** Opening Data under study block **

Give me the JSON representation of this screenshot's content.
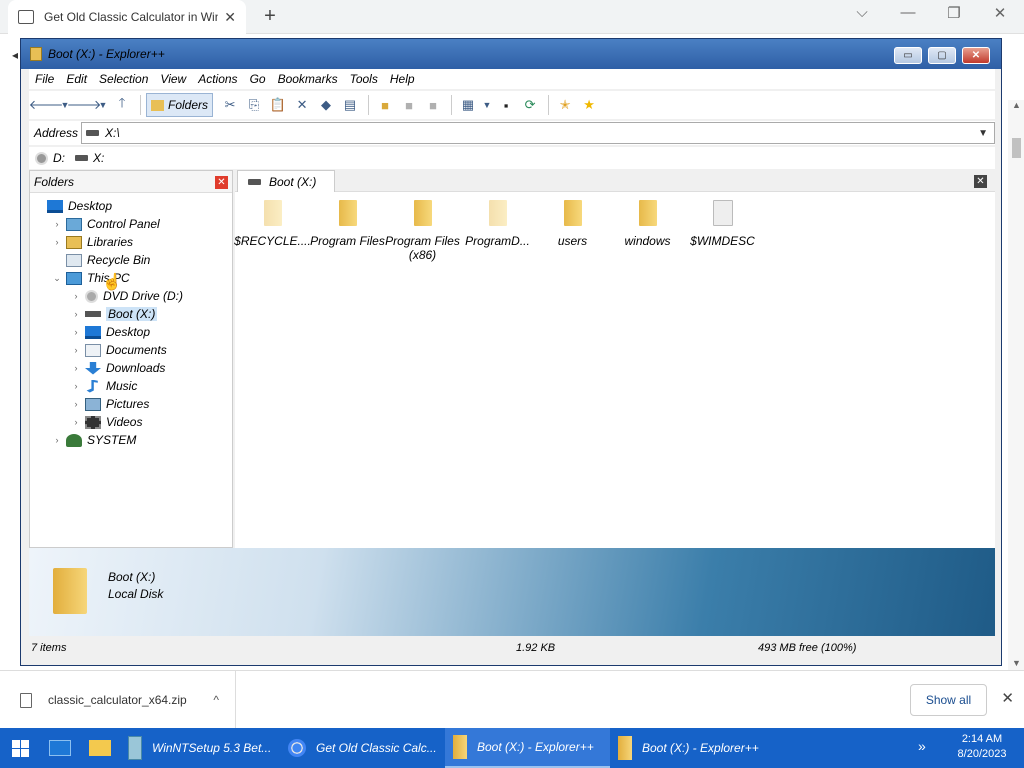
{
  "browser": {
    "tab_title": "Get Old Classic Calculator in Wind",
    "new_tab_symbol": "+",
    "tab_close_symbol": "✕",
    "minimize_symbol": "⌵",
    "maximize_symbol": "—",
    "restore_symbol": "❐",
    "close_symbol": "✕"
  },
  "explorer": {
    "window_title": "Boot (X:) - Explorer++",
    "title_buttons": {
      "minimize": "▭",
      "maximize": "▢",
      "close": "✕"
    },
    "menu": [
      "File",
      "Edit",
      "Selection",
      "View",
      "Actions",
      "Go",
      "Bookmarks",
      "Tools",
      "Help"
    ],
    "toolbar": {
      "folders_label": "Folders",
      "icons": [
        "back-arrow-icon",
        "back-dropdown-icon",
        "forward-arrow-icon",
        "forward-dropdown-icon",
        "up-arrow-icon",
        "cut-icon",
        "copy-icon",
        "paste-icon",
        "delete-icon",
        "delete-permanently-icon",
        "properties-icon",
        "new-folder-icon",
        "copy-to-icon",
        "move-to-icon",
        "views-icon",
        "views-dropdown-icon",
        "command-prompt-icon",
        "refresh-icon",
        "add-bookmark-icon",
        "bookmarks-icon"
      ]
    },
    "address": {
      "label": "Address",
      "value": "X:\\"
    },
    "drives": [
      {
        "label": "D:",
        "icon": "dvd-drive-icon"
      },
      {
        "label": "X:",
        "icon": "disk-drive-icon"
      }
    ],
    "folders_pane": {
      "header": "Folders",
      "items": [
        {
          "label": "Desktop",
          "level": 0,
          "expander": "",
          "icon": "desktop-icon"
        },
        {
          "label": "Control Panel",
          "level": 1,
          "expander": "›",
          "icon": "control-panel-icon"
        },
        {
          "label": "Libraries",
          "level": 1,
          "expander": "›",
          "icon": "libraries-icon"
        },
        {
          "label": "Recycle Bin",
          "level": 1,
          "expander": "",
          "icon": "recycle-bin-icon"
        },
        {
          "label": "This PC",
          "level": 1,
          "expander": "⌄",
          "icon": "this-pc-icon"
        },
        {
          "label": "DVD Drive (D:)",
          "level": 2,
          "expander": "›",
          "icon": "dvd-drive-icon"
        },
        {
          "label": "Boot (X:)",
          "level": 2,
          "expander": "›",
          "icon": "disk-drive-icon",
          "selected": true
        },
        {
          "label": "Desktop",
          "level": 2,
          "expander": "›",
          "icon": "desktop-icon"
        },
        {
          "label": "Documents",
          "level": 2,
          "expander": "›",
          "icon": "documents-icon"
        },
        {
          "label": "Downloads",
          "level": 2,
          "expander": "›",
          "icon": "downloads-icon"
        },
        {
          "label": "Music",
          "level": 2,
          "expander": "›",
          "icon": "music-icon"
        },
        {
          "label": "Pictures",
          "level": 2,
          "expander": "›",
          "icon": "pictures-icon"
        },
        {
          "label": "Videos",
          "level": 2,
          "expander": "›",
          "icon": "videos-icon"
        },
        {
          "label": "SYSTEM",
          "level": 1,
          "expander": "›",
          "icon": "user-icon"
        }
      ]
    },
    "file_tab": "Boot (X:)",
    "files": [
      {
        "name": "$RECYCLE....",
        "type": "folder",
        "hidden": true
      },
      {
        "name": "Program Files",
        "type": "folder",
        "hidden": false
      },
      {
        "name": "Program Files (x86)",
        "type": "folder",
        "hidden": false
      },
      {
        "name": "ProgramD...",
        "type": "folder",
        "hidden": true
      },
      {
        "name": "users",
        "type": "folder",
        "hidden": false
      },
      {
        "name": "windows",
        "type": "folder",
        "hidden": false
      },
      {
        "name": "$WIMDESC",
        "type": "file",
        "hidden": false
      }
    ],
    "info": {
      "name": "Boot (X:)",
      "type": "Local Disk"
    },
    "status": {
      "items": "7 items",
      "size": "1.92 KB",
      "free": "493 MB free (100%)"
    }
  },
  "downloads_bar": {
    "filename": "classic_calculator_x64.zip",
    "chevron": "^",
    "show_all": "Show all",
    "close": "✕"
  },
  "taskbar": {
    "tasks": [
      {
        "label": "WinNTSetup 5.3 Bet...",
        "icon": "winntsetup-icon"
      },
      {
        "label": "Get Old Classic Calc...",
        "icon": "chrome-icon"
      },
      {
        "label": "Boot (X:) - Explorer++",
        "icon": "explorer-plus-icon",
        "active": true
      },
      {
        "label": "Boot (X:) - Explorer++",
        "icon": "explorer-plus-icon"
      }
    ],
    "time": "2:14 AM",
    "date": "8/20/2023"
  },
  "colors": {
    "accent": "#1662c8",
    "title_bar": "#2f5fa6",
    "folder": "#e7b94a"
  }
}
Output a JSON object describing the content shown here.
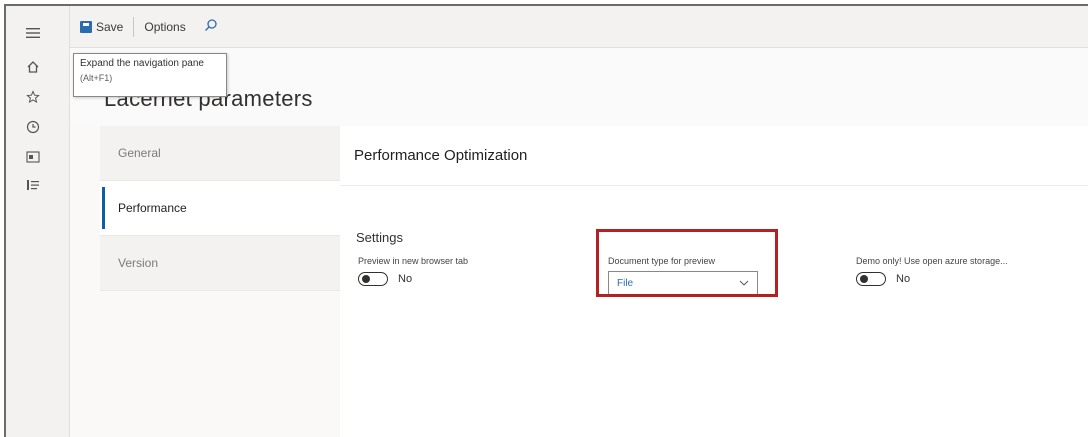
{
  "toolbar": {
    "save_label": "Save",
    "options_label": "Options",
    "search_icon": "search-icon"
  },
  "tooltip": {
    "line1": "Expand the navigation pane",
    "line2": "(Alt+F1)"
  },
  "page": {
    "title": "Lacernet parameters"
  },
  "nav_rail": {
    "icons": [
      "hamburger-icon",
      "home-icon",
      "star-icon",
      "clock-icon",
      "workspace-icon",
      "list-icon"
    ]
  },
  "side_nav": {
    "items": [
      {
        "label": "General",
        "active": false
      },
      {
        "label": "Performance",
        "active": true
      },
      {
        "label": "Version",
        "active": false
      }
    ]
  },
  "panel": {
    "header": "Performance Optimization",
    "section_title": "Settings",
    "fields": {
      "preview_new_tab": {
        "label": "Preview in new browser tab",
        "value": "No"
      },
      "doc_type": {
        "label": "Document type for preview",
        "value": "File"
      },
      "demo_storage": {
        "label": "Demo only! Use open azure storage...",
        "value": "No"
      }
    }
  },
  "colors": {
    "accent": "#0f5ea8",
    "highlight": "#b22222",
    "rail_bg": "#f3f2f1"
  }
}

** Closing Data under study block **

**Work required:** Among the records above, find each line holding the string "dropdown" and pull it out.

**Result for this task:**
        "back-dropdown-icon",
        "forward-dropdown-icon",
        "views-dropdown-icon",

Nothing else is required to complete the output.